The IMO Facilitation Committee adopted amendments to the Facilitation Convention (FAL), from 9 to 13 May 2022, to make electronic data interchange mandatory in ports worldwide from 1 January 2024. This marks an important step in accelerating digitization in the maritime ecosystem and a real milestone in the implementation of JIT.
Public authorities must establish the information required for the arrival, stay and departure of ships in ports.
IMO members are testing a new integrated global shipping information system created to share information about these one-stop shops.

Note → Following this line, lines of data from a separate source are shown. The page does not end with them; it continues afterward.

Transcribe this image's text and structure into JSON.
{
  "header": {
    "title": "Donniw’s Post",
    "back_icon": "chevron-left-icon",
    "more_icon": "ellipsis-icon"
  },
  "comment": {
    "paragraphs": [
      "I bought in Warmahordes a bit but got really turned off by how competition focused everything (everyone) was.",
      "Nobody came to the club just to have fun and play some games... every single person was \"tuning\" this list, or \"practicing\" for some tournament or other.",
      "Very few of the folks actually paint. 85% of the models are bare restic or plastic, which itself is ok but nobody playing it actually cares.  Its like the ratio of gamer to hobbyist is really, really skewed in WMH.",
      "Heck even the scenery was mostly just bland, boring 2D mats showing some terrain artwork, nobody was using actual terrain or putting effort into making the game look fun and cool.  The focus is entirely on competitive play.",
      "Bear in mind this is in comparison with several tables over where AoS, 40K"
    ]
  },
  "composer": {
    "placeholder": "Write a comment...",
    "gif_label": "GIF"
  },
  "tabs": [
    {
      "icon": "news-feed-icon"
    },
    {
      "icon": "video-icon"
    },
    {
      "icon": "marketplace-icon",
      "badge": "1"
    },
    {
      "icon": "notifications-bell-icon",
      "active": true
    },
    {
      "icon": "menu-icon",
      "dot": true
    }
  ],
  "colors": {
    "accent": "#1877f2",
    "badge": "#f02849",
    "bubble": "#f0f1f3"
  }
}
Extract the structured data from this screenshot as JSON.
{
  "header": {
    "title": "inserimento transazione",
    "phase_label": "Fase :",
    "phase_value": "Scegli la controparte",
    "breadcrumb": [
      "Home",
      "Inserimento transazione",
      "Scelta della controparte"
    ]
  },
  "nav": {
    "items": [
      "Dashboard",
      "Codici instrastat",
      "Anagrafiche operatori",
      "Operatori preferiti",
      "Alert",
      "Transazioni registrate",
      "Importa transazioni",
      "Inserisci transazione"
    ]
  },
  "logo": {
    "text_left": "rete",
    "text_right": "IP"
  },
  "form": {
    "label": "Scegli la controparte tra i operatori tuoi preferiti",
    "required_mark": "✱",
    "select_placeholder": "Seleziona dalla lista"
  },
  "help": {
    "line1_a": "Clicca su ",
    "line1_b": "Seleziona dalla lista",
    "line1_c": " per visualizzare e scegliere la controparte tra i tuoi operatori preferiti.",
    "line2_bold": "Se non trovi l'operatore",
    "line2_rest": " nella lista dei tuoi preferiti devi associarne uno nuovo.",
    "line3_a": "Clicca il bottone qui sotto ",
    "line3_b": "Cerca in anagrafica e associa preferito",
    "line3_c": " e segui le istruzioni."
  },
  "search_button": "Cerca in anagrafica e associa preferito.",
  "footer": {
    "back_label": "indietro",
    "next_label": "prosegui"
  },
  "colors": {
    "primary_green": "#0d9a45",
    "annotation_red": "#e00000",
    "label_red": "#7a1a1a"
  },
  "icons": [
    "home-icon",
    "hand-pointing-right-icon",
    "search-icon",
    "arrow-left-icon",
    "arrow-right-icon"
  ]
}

By 2024, it is planned to have a global system in place, with data exchanged between ports and to ships. But will it look like the deployment of ECDIS – multiple electronic chart display and ship information systems around the world supplied by over 30 different manufacturers with their own specific features?
If left to commercial industry, probably yes, and with errors, or lack of standardization in data dissemination.
The International Electrotechnical Commission (IEC) came to the rescue. It has published the IEC 63173-2 standard for secure exchanges and communications between shore and ships, ready for the International Hydrographic Organization’s new S-100 formats for electronic charts and ship navigational information.
Ports around the world need to accelerate their digitization, set up one-stop-shops for information exchange, implement IEC 63173-2 and inform captains, owners and charterers of congestion and waiting times. Shipowners and charterers must then allow captains to reduce the speed of ships to optimize voyages and reduce greenhouse gas emissions.